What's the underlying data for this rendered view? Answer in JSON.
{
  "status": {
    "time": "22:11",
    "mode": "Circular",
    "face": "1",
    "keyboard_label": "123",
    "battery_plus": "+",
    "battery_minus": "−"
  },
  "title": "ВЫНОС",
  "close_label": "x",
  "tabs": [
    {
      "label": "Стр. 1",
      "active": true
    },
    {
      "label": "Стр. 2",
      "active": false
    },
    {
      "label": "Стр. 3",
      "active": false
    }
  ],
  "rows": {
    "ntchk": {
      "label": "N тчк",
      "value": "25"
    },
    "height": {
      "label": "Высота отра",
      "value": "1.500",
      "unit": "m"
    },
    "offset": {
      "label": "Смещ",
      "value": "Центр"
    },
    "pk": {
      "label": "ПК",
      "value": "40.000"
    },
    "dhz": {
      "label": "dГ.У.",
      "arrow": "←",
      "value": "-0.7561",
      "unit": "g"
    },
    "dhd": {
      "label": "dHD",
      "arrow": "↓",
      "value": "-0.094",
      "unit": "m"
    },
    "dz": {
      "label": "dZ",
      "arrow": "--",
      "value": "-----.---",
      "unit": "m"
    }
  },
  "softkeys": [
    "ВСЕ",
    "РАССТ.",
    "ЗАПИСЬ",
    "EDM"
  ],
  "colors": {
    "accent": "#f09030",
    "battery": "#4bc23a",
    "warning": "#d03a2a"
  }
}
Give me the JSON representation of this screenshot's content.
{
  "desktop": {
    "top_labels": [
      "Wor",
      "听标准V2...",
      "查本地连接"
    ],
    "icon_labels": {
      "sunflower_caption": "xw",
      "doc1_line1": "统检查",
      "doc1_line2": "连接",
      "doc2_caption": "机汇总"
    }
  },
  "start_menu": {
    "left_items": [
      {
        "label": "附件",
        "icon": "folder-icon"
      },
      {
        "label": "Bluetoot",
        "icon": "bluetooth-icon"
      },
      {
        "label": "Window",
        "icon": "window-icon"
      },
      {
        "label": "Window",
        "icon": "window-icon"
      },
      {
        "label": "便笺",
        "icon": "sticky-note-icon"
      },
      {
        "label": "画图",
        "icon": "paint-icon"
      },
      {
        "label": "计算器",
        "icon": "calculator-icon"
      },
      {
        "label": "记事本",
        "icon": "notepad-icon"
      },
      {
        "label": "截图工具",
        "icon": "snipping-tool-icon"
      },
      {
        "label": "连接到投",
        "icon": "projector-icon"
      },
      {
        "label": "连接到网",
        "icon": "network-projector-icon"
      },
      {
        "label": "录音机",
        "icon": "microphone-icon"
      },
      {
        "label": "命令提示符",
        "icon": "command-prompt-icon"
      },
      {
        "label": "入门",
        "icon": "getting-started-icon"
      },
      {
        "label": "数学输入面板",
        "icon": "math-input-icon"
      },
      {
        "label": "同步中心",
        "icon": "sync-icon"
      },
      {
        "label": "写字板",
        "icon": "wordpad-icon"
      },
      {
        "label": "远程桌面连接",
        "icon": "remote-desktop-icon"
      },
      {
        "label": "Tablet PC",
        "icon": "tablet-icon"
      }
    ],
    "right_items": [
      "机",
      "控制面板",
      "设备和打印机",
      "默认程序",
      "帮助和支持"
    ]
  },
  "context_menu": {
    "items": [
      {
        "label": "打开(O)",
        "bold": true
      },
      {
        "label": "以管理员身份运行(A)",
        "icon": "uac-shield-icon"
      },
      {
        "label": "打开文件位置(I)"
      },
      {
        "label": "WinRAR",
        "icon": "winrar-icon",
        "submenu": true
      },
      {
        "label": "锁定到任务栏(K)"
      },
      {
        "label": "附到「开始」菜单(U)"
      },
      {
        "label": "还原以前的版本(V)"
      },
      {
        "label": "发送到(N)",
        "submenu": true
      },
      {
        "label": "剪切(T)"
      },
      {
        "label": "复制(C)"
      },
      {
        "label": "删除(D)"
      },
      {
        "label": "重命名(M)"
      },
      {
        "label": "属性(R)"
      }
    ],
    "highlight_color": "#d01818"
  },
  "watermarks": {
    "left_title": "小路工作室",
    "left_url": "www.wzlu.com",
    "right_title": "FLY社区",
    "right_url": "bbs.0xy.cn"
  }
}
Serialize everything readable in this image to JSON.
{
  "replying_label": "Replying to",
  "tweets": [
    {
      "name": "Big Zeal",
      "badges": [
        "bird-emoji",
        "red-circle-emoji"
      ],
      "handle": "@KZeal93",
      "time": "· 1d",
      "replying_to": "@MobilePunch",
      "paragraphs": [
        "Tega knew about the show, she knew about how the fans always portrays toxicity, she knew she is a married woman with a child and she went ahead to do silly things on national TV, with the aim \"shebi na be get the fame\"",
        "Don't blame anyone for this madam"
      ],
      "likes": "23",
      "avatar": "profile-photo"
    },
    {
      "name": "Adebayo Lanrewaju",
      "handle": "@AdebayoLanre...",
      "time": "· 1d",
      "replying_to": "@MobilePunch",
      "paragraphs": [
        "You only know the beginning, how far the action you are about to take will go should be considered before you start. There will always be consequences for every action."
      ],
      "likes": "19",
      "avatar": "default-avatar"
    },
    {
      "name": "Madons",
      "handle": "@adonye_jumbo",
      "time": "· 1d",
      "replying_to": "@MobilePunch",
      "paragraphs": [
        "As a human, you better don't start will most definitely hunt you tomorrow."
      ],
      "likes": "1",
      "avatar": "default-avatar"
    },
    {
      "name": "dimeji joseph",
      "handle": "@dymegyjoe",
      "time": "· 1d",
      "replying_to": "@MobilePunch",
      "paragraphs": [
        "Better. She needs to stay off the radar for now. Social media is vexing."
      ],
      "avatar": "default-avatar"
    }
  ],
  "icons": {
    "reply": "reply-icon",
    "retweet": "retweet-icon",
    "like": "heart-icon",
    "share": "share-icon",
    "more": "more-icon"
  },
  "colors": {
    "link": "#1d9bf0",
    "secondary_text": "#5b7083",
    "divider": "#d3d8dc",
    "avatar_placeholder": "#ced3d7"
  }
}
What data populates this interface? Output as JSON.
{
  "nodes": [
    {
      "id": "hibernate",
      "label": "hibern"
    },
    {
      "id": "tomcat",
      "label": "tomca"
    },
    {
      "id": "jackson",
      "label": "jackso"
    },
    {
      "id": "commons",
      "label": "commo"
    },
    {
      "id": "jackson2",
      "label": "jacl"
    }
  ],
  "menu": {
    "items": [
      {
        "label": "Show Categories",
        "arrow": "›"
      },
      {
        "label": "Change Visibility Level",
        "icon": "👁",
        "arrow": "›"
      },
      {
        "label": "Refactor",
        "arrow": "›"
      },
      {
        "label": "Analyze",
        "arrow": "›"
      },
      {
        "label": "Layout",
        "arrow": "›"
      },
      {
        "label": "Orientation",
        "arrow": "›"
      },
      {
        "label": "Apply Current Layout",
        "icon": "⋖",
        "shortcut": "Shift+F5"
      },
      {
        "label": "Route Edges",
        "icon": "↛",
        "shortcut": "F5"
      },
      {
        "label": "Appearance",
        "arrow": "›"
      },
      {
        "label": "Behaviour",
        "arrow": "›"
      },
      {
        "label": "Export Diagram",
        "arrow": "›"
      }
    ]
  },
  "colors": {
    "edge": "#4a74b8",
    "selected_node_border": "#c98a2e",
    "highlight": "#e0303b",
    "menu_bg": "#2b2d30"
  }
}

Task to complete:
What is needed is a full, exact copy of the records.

Worked solution:
What's the underlying data for this rendered view? Answer in JSON.
{
  "status": {
    "time": "22:11",
    "mode": "Circular",
    "face": "1",
    "keyboard_label": "123",
    "battery_plus": "+",
    "battery_minus": "−"
  },
  "title": "ВЫНОС",
  "close_label": "x",
  "tabs": [
    {
      "label": "Стр. 1",
      "active": true
    },
    {
      "label": "Стр. 2",
      "active": false
    },
    {
      "label": "Стр. 3",
      "active": false
    }
  ],
  "rows": {
    "ntchk": {
      "label": "N тчк",
      "value": "25"
    },
    "height": {
      "label": "Высота отра",
      "value": "1.500",
      "unit": "m"
    },
    "offset": {
      "label": "Смещ",
      "value": "Центр"
    },
    "pk": {
      "label": "ПК",
      "value": "40.000"
    },
    "dhz": {
      "label": "dГ.У.",
      "arrow": "←",
      "value": "-0.7561",
      "unit": "g"
    },
    "dhd": {
      "label": "dHD",
      "arrow": "↓",
      "value": "-0.094",
      "unit": "m"
    },
    "dz": {
      "label": "dZ",
      "arrow": "--",
      "value": "-----.---",
      "unit": "m"
    }
  },
  "softkeys": [
    "ВСЕ",
    "РАССТ.",
    "ЗАПИСЬ",
    "EDM"
  ],
  "colors": {
    "accent": "#f09030",
    "battery": "#4bc23a",
    "warning": "#d03a2a"
  }
}
Give me the JSON representation of this screenshot's content.
{
  "desktop": {
    "top_labels": [
      "Wor",
      "听标准V2...",
      "查本地连接"
    ],
    "icon_labels": {
      "sunflower_caption": "xw",
      "doc1_line1": "统检查",
      "doc1_line2": "连接",
      "doc2_caption": "机汇总"
    }
  },
  "start_menu": {
    "left_items": [
      {
        "label": "附件",
        "icon": "folder-icon"
      },
      {
        "label": "Bluetoot",
        "icon": "bluetooth-icon"
      },
      {
        "label": "Window",
        "icon": "window-icon"
      },
      {
        "label": "Window",
        "icon": "window-icon"
      },
      {
        "label": "便笺",
        "icon": "sticky-note-icon"
      },
      {
        "label": "画图",
        "icon": "paint-icon"
      },
      {
        "label": "计算器",
        "icon": "calculator-icon"
      },
      {
        "label": "记事本",
        "icon": "notepad-icon"
      },
      {
        "label": "截图工具",
        "icon": "snipping-tool-icon"
      },
      {
        "label": "连接到投",
        "icon": "projector-icon"
      },
      {
        "label": "连接到网",
        "icon": "network-projector-icon"
      },
      {
        "label": "录音机",
        "icon": "microphone-icon"
      },
      {
        "label": "命令提示符",
        "icon": "command-prompt-icon"
      },
      {
        "label": "入门",
        "icon": "getting-started-icon"
      },
      {
        "label": "数学输入面板",
        "icon": "math-input-icon"
      },
      {
        "label": "同步中心",
        "icon": "sync-icon"
      },
      {
        "label": "写字板",
        "icon": "wordpad-icon"
      },
      {
        "label": "远程桌面连接",
        "icon": "remote-desktop-icon"
      },
      {
        "label": "Tablet PC",
        "icon": "tablet-icon"
      }
    ],
    "right_items": [
      "机",
      "控制面板",
      "设备和打印机",
      "默认程序",
      "帮助和支持"
    ]
  },
  "context_menu": {
    "items": [
      {
        "label": "打开(O)",
        "bold": true
      },
      {
        "label": "以管理员身份运行(A)",
        "icon": "uac-shield-icon"
      },
      {
        "label": "打开文件位置(I)"
      },
      {
        "label": "WinRAR",
        "icon": "winrar-icon",
        "submenu": true
      },
      {
        "label": "锁定到任务栏(K)"
      },
      {
        "label": "附到「开始」菜单(U)"
      },
      {
        "label": "还原以前的版本(V)"
      },
      {
        "label": "发送到(N)",
        "submenu": true
      },
      {
        "label": "剪切(T)"
      },
      {
        "label": "复制(C)"
      },
      {
        "label": "删除(D)"
      },
      {
        "label": "重命名(M)"
      },
      {
        "label": "属性(R)"
      }
    ],
    "highlight_color": "#d01818"
  },
  "watermarks": {
    "left_title": "小路工作室",
    "left_url": "www.wzlu.com",
    "right_title": "FLY社区",
    "right_url": "bbs.0xy.cn"
  }
}
Serialize everything readable in this image to JSON.
{
  "replying_label": "Replying to",
  "tweets": [
    {
      "name": "Big Zeal",
      "badges": [
        "bird-emoji",
        "red-circle-emoji"
      ],
      "handle": "@KZeal93",
      "time": "· 1d",
      "replying_to": "@MobilePunch",
      "paragraphs": [
        "Tega knew about the show, she knew about how the fans always portrays toxicity, she knew she is a married woman with a child and she went ahead to do silly things on national TV, with the aim \"shebi na be get the fame\"",
        "Don't blame anyone for this madam"
      ],
      "likes": "23",
      "avatar": "profile-photo"
    },
    {
      "name": "Adebayo Lanrewaju",
      "handle": "@AdebayoLanre...",
      "time": "· 1d",
      "replying_to": "@MobilePunch",
      "paragraphs": [
        "You only know the beginning, how far the action you are about to take will go should be considered before you start. There will always be consequences for every action."
      ],
      "likes": "19",
      "avatar": "default-avatar"
    },
    {
      "name": "Madons",
      "handle": "@adonye_jumbo",
      "time": "· 1d",
      "replying_to": "@MobilePunch",
      "paragraphs": [
        "As a human, you better don't start will most definitely hunt you tomorrow."
      ],
      "likes": "1",
      "avatar": "default-avatar"
    },
    {
      "name": "dimeji joseph",
      "handle": "@dymegyjoe",
      "time": "· 1d",
      "replying_to": "@MobilePunch",
      "paragraphs": [
        "Better. She needs to stay off the radar for now. Social media is vexing."
      ],
      "avatar": "default-avatar"
    }
  ],
  "icons": {
    "reply": "reply-icon",
    "retweet": "retweet-icon",
    "like": "heart-icon",
    "share": "share-icon",
    "more": "more-icon"
  },
  "colors": {
    "link": "#1d9bf0",
    "secondary_text": "#5b7083",
    "divider": "#d3d8dc",
    "avatar_placeholder": "#ced3d7"
  }
}
What data populates this interface? Output as JSON.
{
  "nodes": [
    {
      "id": "hibernate",
      "label": "hibern"
    },
    {
      "id": "tomcat",
      "label": "tomca"
    },
    {
      "id": "jackson",
      "label": "jackso"
    },
    {
      "id": "commons",
      "label": "commo"
    },
    {
      "id": "jackson2",
      "label": "jacl"
    }
  ],
  "menu": {
    "items": [
      {
        "label": "Show Categories",
        "arrow": "›"
      },
      {
        "label": "Change Visibility Level",
        "icon": "👁",
        "arrow": "›"
      },
      {
        "label": "Refactor",
        "arrow": "›"
      },
      {
        "label": "Analyze",
        "arrow": "›"
      },
      {
        "label": "Layout",
        "arrow": "›"
      },
      {
        "label": "Orientation",
        "arrow": "›"
      },
      {
        "label": "Apply Current Layout",
        "icon": "⋖",
        "shortcut": "Shift+F5"
      },
      {
        "label": "Route Edges",
        "icon": "↛",
        "shortcut": "F5"
      },
      {
        "label": "Appearance",
        "arrow": "›"
      },
      {
        "label": "Behaviour",
        "arrow": "›"
      },
      {
        "label": "Export Diagram",
        "arrow": "›"
      }
    ]
  },
  "colors": {
    "edge": "#4a74b8",
    "selected_node_border": "#c98a2e",
    "highlight": "#e0303b",
    "menu_bg": "#2b2d30"
  }
}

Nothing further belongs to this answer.